Your answer must contain each line of the listing in which "Warren" appears, copied in full.

Exercise materials below:

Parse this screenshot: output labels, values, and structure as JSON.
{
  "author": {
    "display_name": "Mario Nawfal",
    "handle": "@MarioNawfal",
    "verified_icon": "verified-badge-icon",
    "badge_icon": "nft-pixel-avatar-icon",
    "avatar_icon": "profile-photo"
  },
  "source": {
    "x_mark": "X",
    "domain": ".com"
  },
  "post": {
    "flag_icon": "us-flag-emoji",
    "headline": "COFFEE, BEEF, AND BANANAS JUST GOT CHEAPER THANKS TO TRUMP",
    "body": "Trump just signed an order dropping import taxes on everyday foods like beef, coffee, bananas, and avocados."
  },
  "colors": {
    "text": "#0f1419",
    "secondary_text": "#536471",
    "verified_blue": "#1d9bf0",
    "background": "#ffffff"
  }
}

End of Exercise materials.
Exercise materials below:

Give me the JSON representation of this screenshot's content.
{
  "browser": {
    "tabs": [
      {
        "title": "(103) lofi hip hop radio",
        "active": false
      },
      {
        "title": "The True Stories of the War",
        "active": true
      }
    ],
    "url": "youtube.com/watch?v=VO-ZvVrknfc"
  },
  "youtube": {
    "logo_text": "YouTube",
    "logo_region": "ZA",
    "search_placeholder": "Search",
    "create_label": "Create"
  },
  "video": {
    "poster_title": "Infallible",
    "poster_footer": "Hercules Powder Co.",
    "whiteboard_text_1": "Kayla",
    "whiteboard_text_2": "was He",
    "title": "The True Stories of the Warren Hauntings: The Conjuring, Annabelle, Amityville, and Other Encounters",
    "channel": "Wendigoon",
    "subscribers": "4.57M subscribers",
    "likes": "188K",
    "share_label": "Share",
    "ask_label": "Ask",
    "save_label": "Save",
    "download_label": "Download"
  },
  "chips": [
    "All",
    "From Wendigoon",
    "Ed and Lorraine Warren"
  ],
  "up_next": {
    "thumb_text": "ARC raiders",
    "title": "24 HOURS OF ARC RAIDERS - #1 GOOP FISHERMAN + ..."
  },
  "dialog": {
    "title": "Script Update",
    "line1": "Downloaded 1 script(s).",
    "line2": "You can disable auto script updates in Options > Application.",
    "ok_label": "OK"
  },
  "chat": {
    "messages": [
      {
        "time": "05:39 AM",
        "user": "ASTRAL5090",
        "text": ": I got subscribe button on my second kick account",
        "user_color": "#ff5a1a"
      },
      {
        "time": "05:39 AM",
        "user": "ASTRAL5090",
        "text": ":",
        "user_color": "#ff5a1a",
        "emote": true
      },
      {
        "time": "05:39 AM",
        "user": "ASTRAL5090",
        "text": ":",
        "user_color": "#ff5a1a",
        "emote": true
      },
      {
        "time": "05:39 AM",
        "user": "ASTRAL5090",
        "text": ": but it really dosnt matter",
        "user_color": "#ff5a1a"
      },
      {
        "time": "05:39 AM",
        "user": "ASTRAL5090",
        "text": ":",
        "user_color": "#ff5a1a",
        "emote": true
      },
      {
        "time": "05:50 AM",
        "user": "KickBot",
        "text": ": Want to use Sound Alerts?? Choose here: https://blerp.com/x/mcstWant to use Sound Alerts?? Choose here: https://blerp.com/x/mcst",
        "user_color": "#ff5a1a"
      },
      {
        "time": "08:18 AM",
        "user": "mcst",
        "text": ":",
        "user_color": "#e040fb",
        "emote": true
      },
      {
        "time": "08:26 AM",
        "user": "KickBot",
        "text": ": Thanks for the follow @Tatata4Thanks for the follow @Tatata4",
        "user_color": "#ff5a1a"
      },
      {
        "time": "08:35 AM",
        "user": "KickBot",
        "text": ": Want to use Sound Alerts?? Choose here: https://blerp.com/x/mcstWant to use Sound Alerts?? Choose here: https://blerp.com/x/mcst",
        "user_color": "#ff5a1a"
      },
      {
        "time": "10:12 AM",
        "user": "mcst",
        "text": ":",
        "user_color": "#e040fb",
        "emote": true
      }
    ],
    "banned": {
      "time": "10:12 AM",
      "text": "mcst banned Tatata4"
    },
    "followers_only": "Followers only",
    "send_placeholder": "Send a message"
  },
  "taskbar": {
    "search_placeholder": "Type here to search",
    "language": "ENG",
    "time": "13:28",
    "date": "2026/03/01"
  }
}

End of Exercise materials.

Answer space:
    "title": "The True Stories of the Warren Hauntings: The Conjuring, Annabelle, Amityville, and Other Encounters",
    "Ed and Lorraine Warren"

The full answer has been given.